WASHINGTON – U.S. Senators Jim Risch and Mike Crapo (both R-Idaho) have co-sponsored S. 563, the Fair Access to Banking Act, which would prevent discrimination by banks and financial service providers against constitutionally-protected industries and law-abiding businesses, such as firearms manufacturers. The bill is led by Senator Kevin Cramer (R-North Dakota) and co-sponsored by 24 additional Senators.
“A difference in politics is not a valid reason to deny a law-abiding business access to capital,” Risch said. “The Fair Access to Banking Act will keep big banks from discriminating against entire industries – like energy production or gun manufacturing – because of political prejudice.”

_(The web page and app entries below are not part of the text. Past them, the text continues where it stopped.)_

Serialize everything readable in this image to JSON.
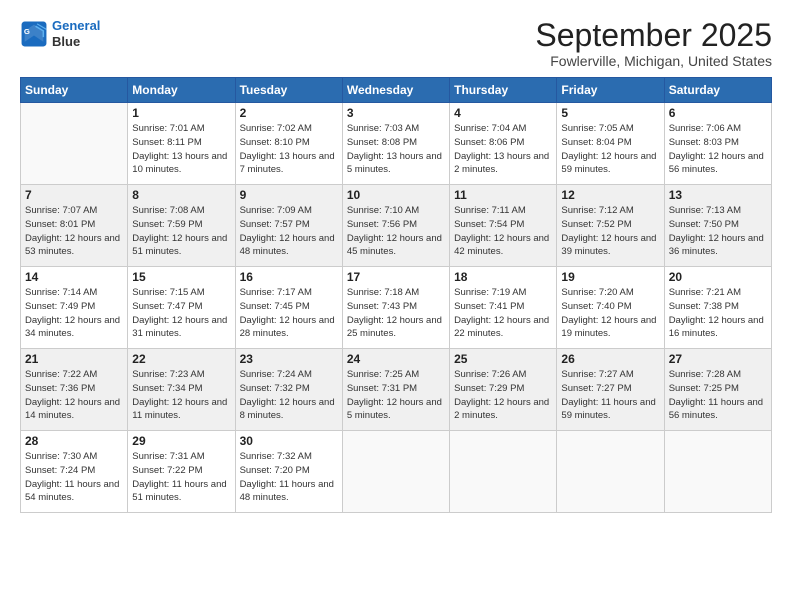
{
  "header": {
    "logo_line1": "General",
    "logo_line2": "Blue",
    "month": "September 2025",
    "location": "Fowlerville, Michigan, United States"
  },
  "weekdays": [
    "Sunday",
    "Monday",
    "Tuesday",
    "Wednesday",
    "Thursday",
    "Friday",
    "Saturday"
  ],
  "weeks": [
    [
      {
        "day": "",
        "sunrise": "",
        "sunset": "",
        "daylight": ""
      },
      {
        "day": "1",
        "sunrise": "Sunrise: 7:01 AM",
        "sunset": "Sunset: 8:11 PM",
        "daylight": "Daylight: 13 hours and 10 minutes."
      },
      {
        "day": "2",
        "sunrise": "Sunrise: 7:02 AM",
        "sunset": "Sunset: 8:10 PM",
        "daylight": "Daylight: 13 hours and 7 minutes."
      },
      {
        "day": "3",
        "sunrise": "Sunrise: 7:03 AM",
        "sunset": "Sunset: 8:08 PM",
        "daylight": "Daylight: 13 hours and 5 minutes."
      },
      {
        "day": "4",
        "sunrise": "Sunrise: 7:04 AM",
        "sunset": "Sunset: 8:06 PM",
        "daylight": "Daylight: 13 hours and 2 minutes."
      },
      {
        "day": "5",
        "sunrise": "Sunrise: 7:05 AM",
        "sunset": "Sunset: 8:04 PM",
        "daylight": "Daylight: 12 hours and 59 minutes."
      },
      {
        "day": "6",
        "sunrise": "Sunrise: 7:06 AM",
        "sunset": "Sunset: 8:03 PM",
        "daylight": "Daylight: 12 hours and 56 minutes."
      }
    ],
    [
      {
        "day": "7",
        "sunrise": "Sunrise: 7:07 AM",
        "sunset": "Sunset: 8:01 PM",
        "daylight": "Daylight: 12 hours and 53 minutes."
      },
      {
        "day": "8",
        "sunrise": "Sunrise: 7:08 AM",
        "sunset": "Sunset: 7:59 PM",
        "daylight": "Daylight: 12 hours and 51 minutes."
      },
      {
        "day": "9",
        "sunrise": "Sunrise: 7:09 AM",
        "sunset": "Sunset: 7:57 PM",
        "daylight": "Daylight: 12 hours and 48 minutes."
      },
      {
        "day": "10",
        "sunrise": "Sunrise: 7:10 AM",
        "sunset": "Sunset: 7:56 PM",
        "daylight": "Daylight: 12 hours and 45 minutes."
      },
      {
        "day": "11",
        "sunrise": "Sunrise: 7:11 AM",
        "sunset": "Sunset: 7:54 PM",
        "daylight": "Daylight: 12 hours and 42 minutes."
      },
      {
        "day": "12",
        "sunrise": "Sunrise: 7:12 AM",
        "sunset": "Sunset: 7:52 PM",
        "daylight": "Daylight: 12 hours and 39 minutes."
      },
      {
        "day": "13",
        "sunrise": "Sunrise: 7:13 AM",
        "sunset": "Sunset: 7:50 PM",
        "daylight": "Daylight: 12 hours and 36 minutes."
      }
    ],
    [
      {
        "day": "14",
        "sunrise": "Sunrise: 7:14 AM",
        "sunset": "Sunset: 7:49 PM",
        "daylight": "Daylight: 12 hours and 34 minutes."
      },
      {
        "day": "15",
        "sunrise": "Sunrise: 7:15 AM",
        "sunset": "Sunset: 7:47 PM",
        "daylight": "Daylight: 12 hours and 31 minutes."
      },
      {
        "day": "16",
        "sunrise": "Sunrise: 7:17 AM",
        "sunset": "Sunset: 7:45 PM",
        "daylight": "Daylight: 12 hours and 28 minutes."
      },
      {
        "day": "17",
        "sunrise": "Sunrise: 7:18 AM",
        "sunset": "Sunset: 7:43 PM",
        "daylight": "Daylight: 12 hours and 25 minutes."
      },
      {
        "day": "18",
        "sunrise": "Sunrise: 7:19 AM",
        "sunset": "Sunset: 7:41 PM",
        "daylight": "Daylight: 12 hours and 22 minutes."
      },
      {
        "day": "19",
        "sunrise": "Sunrise: 7:20 AM",
        "sunset": "Sunset: 7:40 PM",
        "daylight": "Daylight: 12 hours and 19 minutes."
      },
      {
        "day": "20",
        "sunrise": "Sunrise: 7:21 AM",
        "sunset": "Sunset: 7:38 PM",
        "daylight": "Daylight: 12 hours and 16 minutes."
      }
    ],
    [
      {
        "day": "21",
        "sunrise": "Sunrise: 7:22 AM",
        "sunset": "Sunset: 7:36 PM",
        "daylight": "Daylight: 12 hours and 14 minutes."
      },
      {
        "day": "22",
        "sunrise": "Sunrise: 7:23 AM",
        "sunset": "Sunset: 7:34 PM",
        "daylight": "Daylight: 12 hours and 11 minutes."
      },
      {
        "day": "23",
        "sunrise": "Sunrise: 7:24 AM",
        "sunset": "Sunset: 7:32 PM",
        "daylight": "Daylight: 12 hours and 8 minutes."
      },
      {
        "day": "24",
        "sunrise": "Sunrise: 7:25 AM",
        "sunset": "Sunset: 7:31 PM",
        "daylight": "Daylight: 12 hours and 5 minutes."
      },
      {
        "day": "25",
        "sunrise": "Sunrise: 7:26 AM",
        "sunset": "Sunset: 7:29 PM",
        "daylight": "Daylight: 12 hours and 2 minutes."
      },
      {
        "day": "26",
        "sunrise": "Sunrise: 7:27 AM",
        "sunset": "Sunset: 7:27 PM",
        "daylight": "Daylight: 11 hours and 59 minutes."
      },
      {
        "day": "27",
        "sunrise": "Sunrise: 7:28 AM",
        "sunset": "Sunset: 7:25 PM",
        "daylight": "Daylight: 11 hours and 56 minutes."
      }
    ],
    [
      {
        "day": "28",
        "sunrise": "Sunrise: 7:30 AM",
        "sunset": "Sunset: 7:24 PM",
        "daylight": "Daylight: 11 hours and 54 minutes."
      },
      {
        "day": "29",
        "sunrise": "Sunrise: 7:31 AM",
        "sunset": "Sunset: 7:22 PM",
        "daylight": "Daylight: 11 hours and 51 minutes."
      },
      {
        "day": "30",
        "sunrise": "Sunrise: 7:32 AM",
        "sunset": "Sunset: 7:20 PM",
        "daylight": "Daylight: 11 hours and 48 minutes."
      },
      {
        "day": "",
        "sunrise": "",
        "sunset": "",
        "daylight": ""
      },
      {
        "day": "",
        "sunrise": "",
        "sunset": "",
        "daylight": ""
      },
      {
        "day": "",
        "sunrise": "",
        "sunset": "",
        "daylight": ""
      },
      {
        "day": "",
        "sunrise": "",
        "sunset": "",
        "daylight": ""
      }
    ]
  ]
}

“Over the last few years, we have seen a disturbing trend in the financial services industry involving the intentional discrimination of entire industries by the largest banks in the United States,” Crapo said. “As Chairman of the Banking Committee, I repeatedly pressed financial institutions and federal regulators for fair treatment of lawfully-operating companies, and I will continue to provide strong oversight on this issue. Companies and customers complying with federal and state law must have access to credit and services based on their creditworthiness, rather than social or political pressure.”
The Fair Access to Banking Act would:
- Penalize banks and credit unions with over $10 billion in total consolidated assets, or their subsidiaries, if they refuse to do business with any legally-compliant person who meets the criteria described above;
- Prevent payment card networks from discriminating against any qualified and legally-compliant person because of political or reputational considerations;
- Require qualified banks to provide written justification for why they are denying a person financial services; and
- Punish providers who fail to comply with the law by disqualifying them from using discount window lending programs, terminating their status as an insured depository institution or insured credit union, or imposing a civil penalty of up to $10,000 per violation.
Full text of the bill can be found HERE.